▸ **Exercise**: When a line in the listing contains the string "volumes", pick it out and copy it.

▸ **Dataset entries**:
---

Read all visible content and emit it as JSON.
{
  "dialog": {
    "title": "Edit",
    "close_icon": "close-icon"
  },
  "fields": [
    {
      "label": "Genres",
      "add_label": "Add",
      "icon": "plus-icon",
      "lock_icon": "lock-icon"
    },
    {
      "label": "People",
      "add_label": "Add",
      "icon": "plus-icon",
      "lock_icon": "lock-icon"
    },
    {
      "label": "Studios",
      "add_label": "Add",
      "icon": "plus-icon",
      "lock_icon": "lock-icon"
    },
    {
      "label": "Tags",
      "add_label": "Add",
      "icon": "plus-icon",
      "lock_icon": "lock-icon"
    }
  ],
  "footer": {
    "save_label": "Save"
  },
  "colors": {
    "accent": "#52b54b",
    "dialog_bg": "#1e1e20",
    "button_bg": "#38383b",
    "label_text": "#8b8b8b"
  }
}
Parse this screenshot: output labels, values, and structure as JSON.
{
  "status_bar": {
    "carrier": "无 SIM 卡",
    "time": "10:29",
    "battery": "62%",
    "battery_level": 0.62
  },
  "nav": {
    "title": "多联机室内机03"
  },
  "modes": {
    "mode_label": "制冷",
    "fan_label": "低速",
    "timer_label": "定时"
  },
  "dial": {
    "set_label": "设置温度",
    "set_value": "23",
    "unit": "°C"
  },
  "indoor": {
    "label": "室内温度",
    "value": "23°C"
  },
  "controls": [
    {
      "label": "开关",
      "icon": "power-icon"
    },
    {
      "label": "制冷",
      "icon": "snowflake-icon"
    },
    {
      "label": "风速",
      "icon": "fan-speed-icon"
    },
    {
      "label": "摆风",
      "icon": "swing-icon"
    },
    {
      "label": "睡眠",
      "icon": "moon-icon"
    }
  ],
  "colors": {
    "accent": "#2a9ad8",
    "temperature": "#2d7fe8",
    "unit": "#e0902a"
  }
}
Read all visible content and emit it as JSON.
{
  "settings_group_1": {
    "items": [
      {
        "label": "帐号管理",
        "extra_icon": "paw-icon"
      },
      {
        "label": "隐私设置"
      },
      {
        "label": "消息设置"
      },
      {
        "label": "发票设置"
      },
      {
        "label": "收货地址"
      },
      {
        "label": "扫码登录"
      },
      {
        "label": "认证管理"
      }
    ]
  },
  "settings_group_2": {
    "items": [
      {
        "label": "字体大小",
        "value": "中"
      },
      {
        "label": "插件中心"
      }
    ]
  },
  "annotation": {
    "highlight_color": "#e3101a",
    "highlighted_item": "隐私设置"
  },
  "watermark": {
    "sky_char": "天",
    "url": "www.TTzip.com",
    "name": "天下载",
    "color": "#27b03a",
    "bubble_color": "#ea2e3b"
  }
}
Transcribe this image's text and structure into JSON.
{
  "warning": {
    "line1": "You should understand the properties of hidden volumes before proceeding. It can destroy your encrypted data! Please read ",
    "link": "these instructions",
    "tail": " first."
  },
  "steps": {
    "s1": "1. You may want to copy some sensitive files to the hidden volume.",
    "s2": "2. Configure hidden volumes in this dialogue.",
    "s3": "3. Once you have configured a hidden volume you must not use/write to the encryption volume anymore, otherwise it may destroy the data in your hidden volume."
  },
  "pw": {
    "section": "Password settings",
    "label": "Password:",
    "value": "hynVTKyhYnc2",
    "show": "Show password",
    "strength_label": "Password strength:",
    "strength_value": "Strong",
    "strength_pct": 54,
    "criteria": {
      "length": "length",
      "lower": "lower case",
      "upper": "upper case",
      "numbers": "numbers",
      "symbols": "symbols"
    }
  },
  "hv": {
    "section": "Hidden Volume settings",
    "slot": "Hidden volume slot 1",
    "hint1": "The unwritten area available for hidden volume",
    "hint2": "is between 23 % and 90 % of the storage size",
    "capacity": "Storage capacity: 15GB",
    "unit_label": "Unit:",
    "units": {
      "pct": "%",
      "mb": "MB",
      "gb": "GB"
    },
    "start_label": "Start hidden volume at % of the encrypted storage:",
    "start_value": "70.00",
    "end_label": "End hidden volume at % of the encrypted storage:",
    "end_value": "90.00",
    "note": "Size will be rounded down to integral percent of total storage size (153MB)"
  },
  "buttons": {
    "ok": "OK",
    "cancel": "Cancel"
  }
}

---

▸ **Finished task**:
    "line1": "You should understand the properties of hidden volumes before proceeding. It can destroy your encrypted data! Please read ",
    "s2": "2. Configure hidden volumes in this dialogue.",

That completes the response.